Only 1.8% of new luxury vehicle sales in the U.S. are in the Detroit metro area
Sales of Mercedes-Benz, BMW and Audi vehicles comprise a combined 1.8% of Detroit’s new vehicle market
Detroiters love their Cadillacs - the brand has 27% share of the luxury market in Detroit, the highest of any brand. Lincoln was a close second with 25% share.
Ford (finally) debuts a new Explorer...

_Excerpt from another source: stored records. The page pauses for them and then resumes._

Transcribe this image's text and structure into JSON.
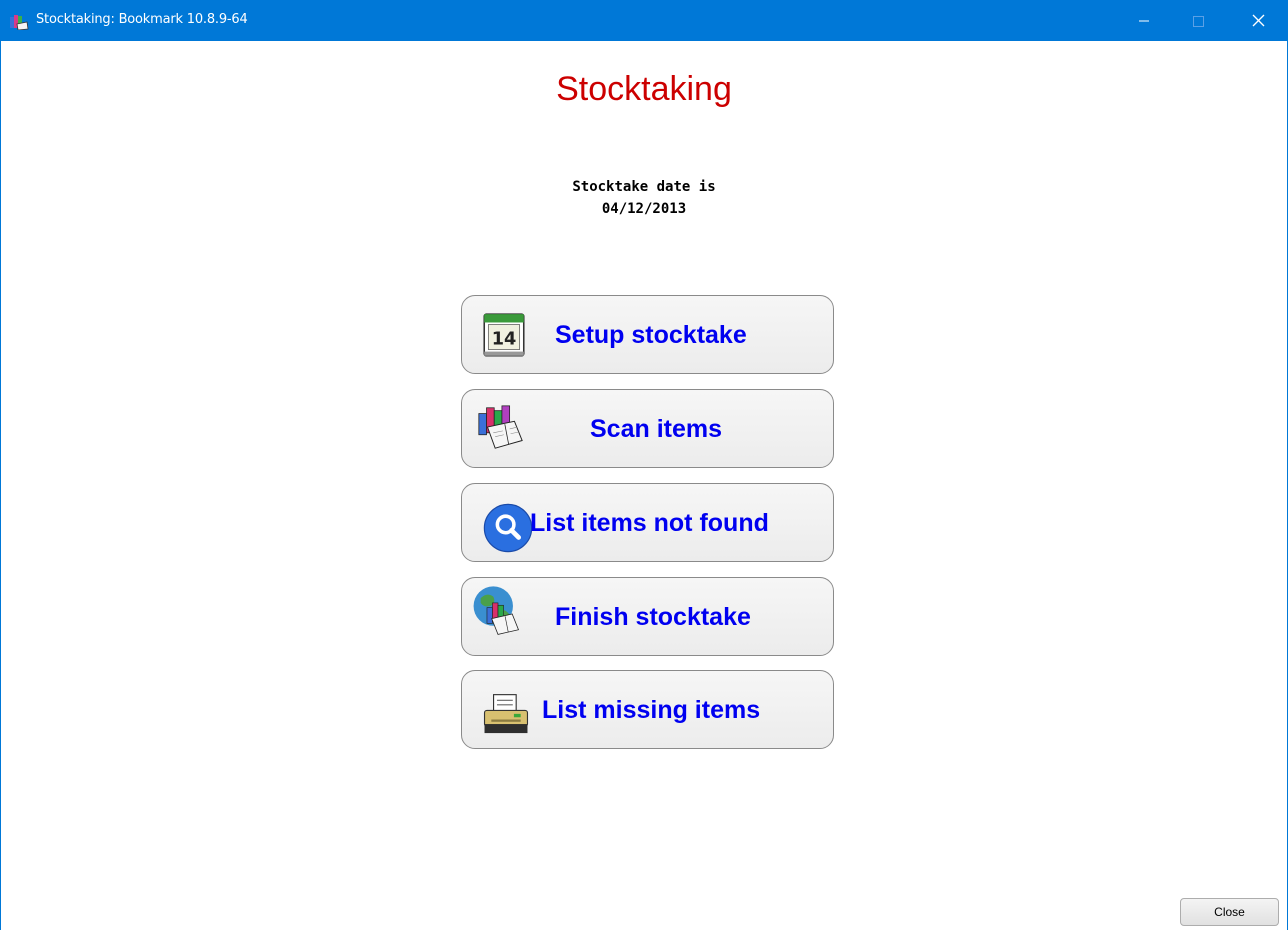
{
  "window": {
    "title": "Stocktaking: Bookmark 10.8.9-64",
    "app_icon": "books-icon",
    "controls": [
      "minimize-icon",
      "maximize-icon",
      "close-icon"
    ]
  },
  "main": {
    "heading": "Stocktaking",
    "date_caption": "Stocktake date is",
    "date_value": "04/12/2013",
    "buttons": [
      {
        "label": "Setup stocktake",
        "icon": "calendar-icon"
      },
      {
        "label": "Scan items",
        "icon": "books-icon"
      },
      {
        "label": "List items not found",
        "icon": "search-icon"
      },
      {
        "label": "Finish stocktake",
        "icon": "globe-books-icon"
      },
      {
        "label": "List missing items",
        "icon": "printer-icon"
      }
    ],
    "calendar_day": "14"
  },
  "footer": {
    "close_label": "Close"
  },
  "colors": {
    "titlebar": "#0078d7",
    "heading": "#cc0000",
    "button_text": "#0000f0"
  }
}
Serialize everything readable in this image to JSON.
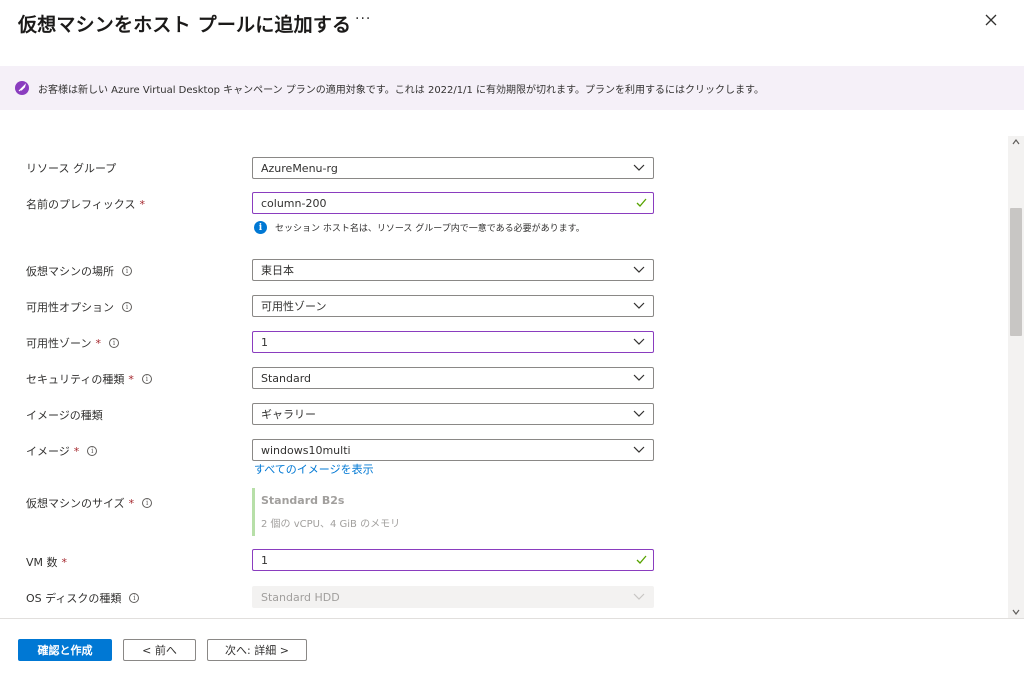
{
  "header": {
    "title": "仮想マシンをホスト プールに追加する",
    "more": "···"
  },
  "banner": {
    "text": "お客様は新しい Azure Virtual Desktop キャンペーン プランの適用対象です。これは 2022/1/1 に有効期限が切れます。プランを利用するにはクリックします。"
  },
  "form": {
    "resource_group": {
      "label": "リソース グループ",
      "value": "AzureMenu-rg"
    },
    "name_prefix": {
      "label": "名前のプレフィックス",
      "value": "column-200",
      "hint": "セッション ホスト名は、リソース グループ内で一意である必要があります。"
    },
    "vm_location": {
      "label": "仮想マシンの場所",
      "value": "東日本"
    },
    "availability_option": {
      "label": "可用性オプション",
      "value": "可用性ゾーン"
    },
    "availability_zone": {
      "label": "可用性ゾーン",
      "value": "1"
    },
    "security_type": {
      "label": "セキュリティの種類",
      "value": "Standard"
    },
    "image_type": {
      "label": "イメージの種類",
      "value": "ギャラリー"
    },
    "image": {
      "label": "イメージ",
      "value": "windows10multi",
      "link": "すべてのイメージを表示"
    },
    "vm_size": {
      "label": "仮想マシンのサイズ",
      "name": "Standard B2s",
      "desc": "2 個の vCPU、4 GiB のメモリ"
    },
    "vm_count": {
      "label": "VM 数",
      "value": "1"
    },
    "os_disk": {
      "label": "OS ディスクの種類",
      "value": "Standard HDD"
    },
    "required_mark": "*",
    "info_mark": "i"
  },
  "footer": {
    "review_create": "確認と作成",
    "prev": "< 前へ",
    "next": "次へ: 詳細 >"
  },
  "colors": {
    "primary": "#0078d4",
    "focus_border": "#8a3dbf",
    "banner_bg": "#f5f0f8",
    "valid_check": "#57a300",
    "required": "#a4262c"
  },
  "icons": [
    "more-icon",
    "close-icon",
    "rocket-icon",
    "chevron-down-icon",
    "checkmark-icon",
    "info-icon"
  ]
}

"In many ways the Explorer is in a league of its own. It's remarkable that a vehicle can go nearly eight years without a full redesign, yet still be the best-selling mid-size SUV. It's a smart move for Ford to offer a wider variety of trims and options to stretch the popularity of the Explorer name and give shoppers at all ends of the spectrum something to choose from. Ford has had to rely heavily on incentives to move Explorers off the lot in recent years, and while this new model may not go far enough to lure in a mass of new buyers to the brand, it's not going to matter much given the fact that there's a large and loyal base to pull from."
There are currently 3.66 million Ford Explorers on the road today, making it the second most popular SUV in America.
The average incentive spend on Explorer was $6,194 in 2018 - about $2,000 more than segment average.
When the Ford Explorer was last redesigned in 2011, it’s share of the mid-size SUV segment jumped from 4% to 11% (it’s currently at 12%)